Posted by: Don Birx | 8-17-16 | 8:30p.m.
This last “why” of clusters pulls all the previous elements together. Most of us went into education because we wanted to equip students with the knowledge and skills to create a better world, to be life-long learners, to constantly re-invent themselves, to experience the thrill of discovery and to live lives of innovation and impact. Along the way, as it invariably happens, we ran into things that led us to concentrate on our own little worlds. We, whether faculty or staff, had our areas of expertise and comfort and we learned to stay out of others “business” because of the frustrations of the larger tasks, those tasks that cut across disciplines, that fought the bureaucracy, of those that dealt with uncomfortable change. We narrowed our focus and ultimately our impact. I know, many would disagree with that last statement and in fact think the opposite is true. I know I did. But I had the misfortune over the years to fall into situations where what I could do didn’t solve the challenges I faced no matter how much of an expert I thought I was; where I was responsible for a whole system and I didn’t have all the ideas to make it the best it could be.
Clusters allow us to go back to that time when we really did believe we could change the world and create a holistic educational environment that links together research, education and service into engaged scholarship at a university level, where we all play a role and all roles are valued – a foundational form that really did create positive change. Interestingly the brightest minds and the most forward thinking agencies are starting to see the same thing. It is a cultural change in thinking that brings us together and makes each of us; faculty, staff, student, community a part of something larger than ourselves and in which we can see and value the roles each of us play in this much greater endeavor. Part of seeing things beyond our selves is recognizing our interconnection with each other. When we do that we start to see a whole person and that brings a whole new energy to the workplace. It also pushes us to greater levels of transparency and trust. Trust is further developed when we also move away from the traditional top down hierarchical decision making processes of the past to a more natural self, cluster, and group managed structure – one where the people closest to needing to take action are empowered to do what needs to be done for the betterment of our institution.
In all honesty, this may leave us confused, chaotic, and uncertain for a while. That is alright. It is part of the process of creating and recreating together.
So I hope that as we move forward, you will all contribute in any way you can and be patient with yourself and each other. This is an adventure; it is exciting, and it matters. We are pioneers, not traveling a well-worn path but opening new territory for ourselves, our community and most of all, our students. The alternatives for our student, our country and ourselves are really unappealing.

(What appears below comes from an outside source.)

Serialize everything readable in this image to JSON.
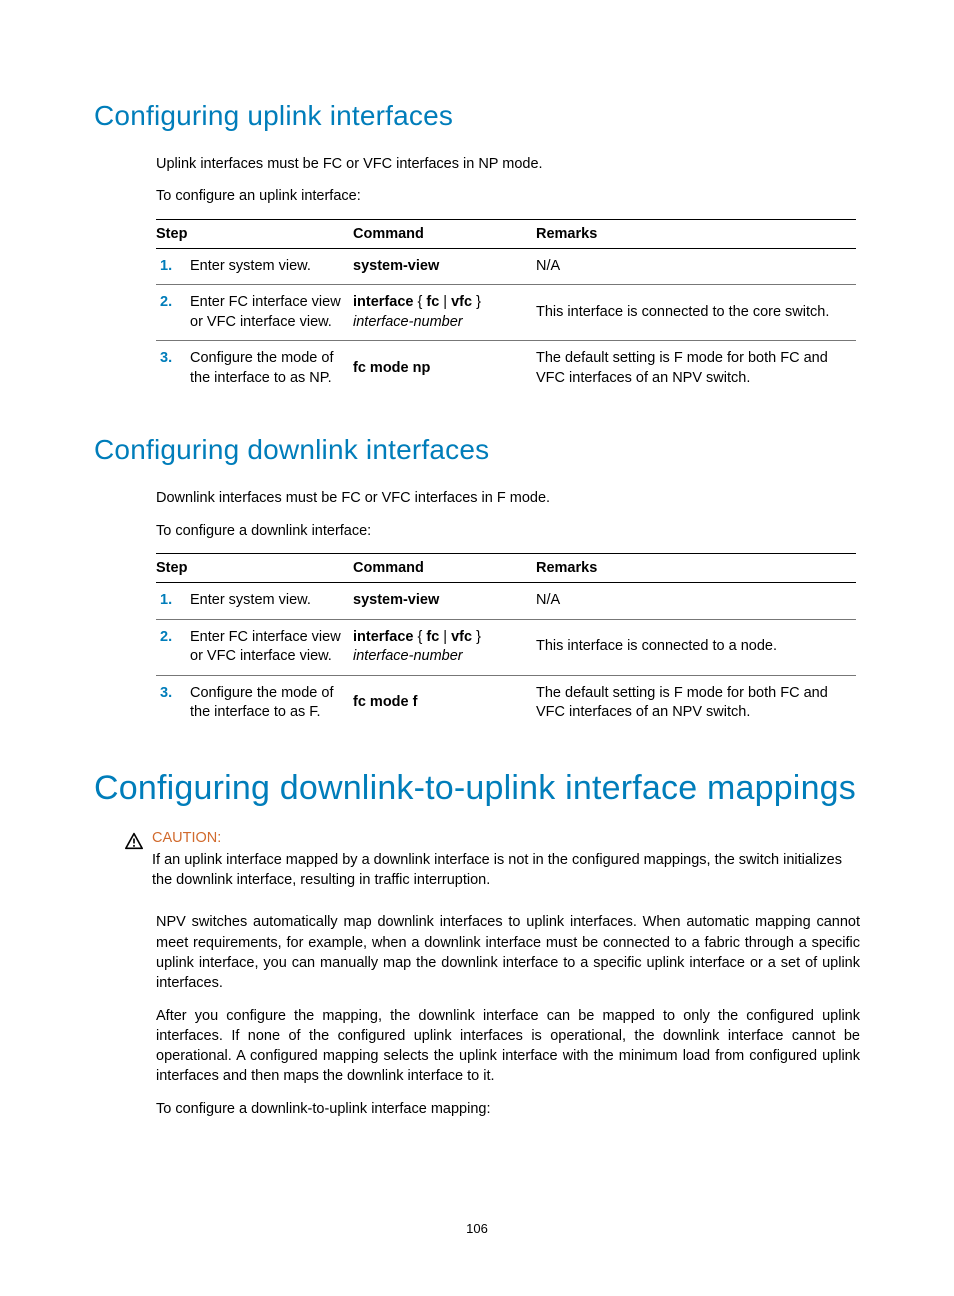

Please understand these posts are mine- I present things as I see it. Others I am sure will see things differently, but by the time I am through with my series of posts, I hope you will find at least one rationale for integrated clusters that resonates with you. (blog post 7 out of 7)